[[ Input material, beginning ]]

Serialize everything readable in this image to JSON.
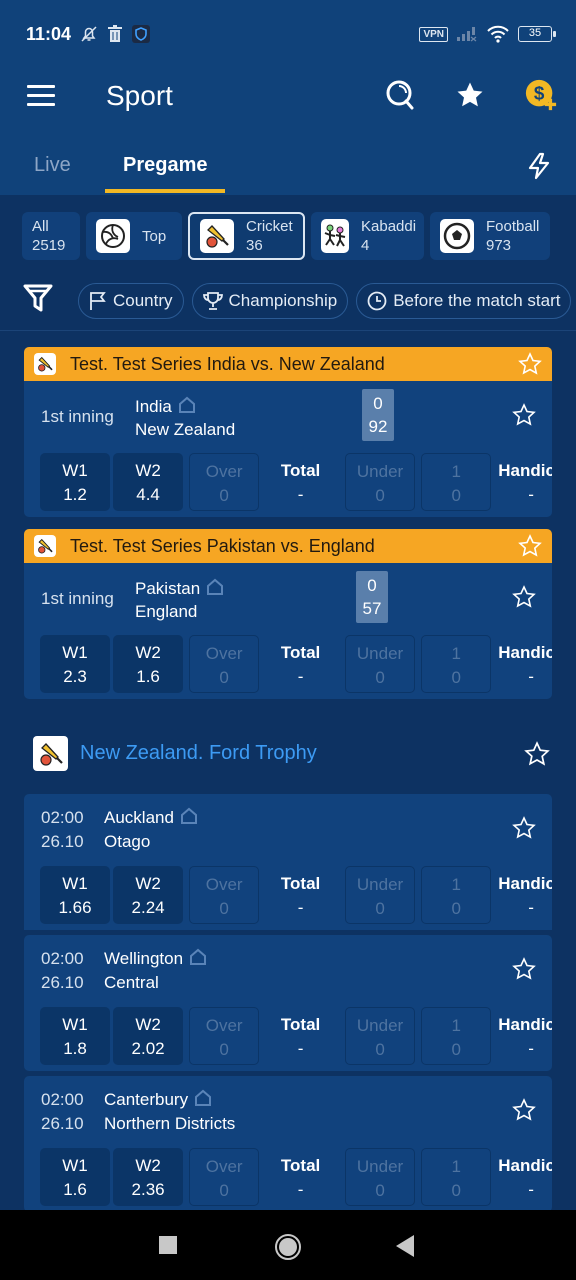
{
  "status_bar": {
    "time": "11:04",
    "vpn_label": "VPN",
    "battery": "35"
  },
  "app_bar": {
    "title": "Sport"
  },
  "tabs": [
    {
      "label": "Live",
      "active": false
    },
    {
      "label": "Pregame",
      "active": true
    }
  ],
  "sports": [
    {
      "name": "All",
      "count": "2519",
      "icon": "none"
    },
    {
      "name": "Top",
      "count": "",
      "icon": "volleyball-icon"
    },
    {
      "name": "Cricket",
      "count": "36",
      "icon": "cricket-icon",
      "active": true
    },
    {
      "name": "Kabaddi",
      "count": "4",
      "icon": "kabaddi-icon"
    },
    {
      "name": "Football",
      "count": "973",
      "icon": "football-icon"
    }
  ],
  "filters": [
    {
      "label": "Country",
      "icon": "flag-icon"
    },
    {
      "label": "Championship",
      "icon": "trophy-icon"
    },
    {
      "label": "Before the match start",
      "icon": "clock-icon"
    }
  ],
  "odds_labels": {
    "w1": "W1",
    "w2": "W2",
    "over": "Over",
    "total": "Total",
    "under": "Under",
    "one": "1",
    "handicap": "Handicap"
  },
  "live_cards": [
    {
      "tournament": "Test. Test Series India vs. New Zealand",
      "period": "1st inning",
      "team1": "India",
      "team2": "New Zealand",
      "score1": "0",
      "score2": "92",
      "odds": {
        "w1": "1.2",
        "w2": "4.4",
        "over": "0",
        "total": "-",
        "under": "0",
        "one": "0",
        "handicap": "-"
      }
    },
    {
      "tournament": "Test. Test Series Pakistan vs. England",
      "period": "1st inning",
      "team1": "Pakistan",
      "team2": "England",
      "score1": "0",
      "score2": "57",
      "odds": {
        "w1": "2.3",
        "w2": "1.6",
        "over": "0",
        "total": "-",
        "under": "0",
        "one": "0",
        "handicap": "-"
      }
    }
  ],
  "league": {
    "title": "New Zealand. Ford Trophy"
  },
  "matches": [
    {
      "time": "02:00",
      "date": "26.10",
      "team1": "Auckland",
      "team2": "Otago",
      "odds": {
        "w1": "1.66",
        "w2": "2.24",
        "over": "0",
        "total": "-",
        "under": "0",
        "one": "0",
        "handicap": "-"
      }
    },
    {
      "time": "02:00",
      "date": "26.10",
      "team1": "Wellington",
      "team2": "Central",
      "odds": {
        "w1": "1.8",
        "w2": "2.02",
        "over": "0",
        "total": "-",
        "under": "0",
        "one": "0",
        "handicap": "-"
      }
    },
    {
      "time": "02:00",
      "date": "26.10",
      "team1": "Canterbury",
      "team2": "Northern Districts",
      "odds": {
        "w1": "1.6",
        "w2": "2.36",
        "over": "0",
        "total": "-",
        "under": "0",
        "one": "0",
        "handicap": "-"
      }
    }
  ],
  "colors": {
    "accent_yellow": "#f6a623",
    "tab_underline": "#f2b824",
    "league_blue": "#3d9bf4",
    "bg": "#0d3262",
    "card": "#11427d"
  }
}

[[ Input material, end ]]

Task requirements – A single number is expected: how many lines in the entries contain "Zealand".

Answer for the task – 3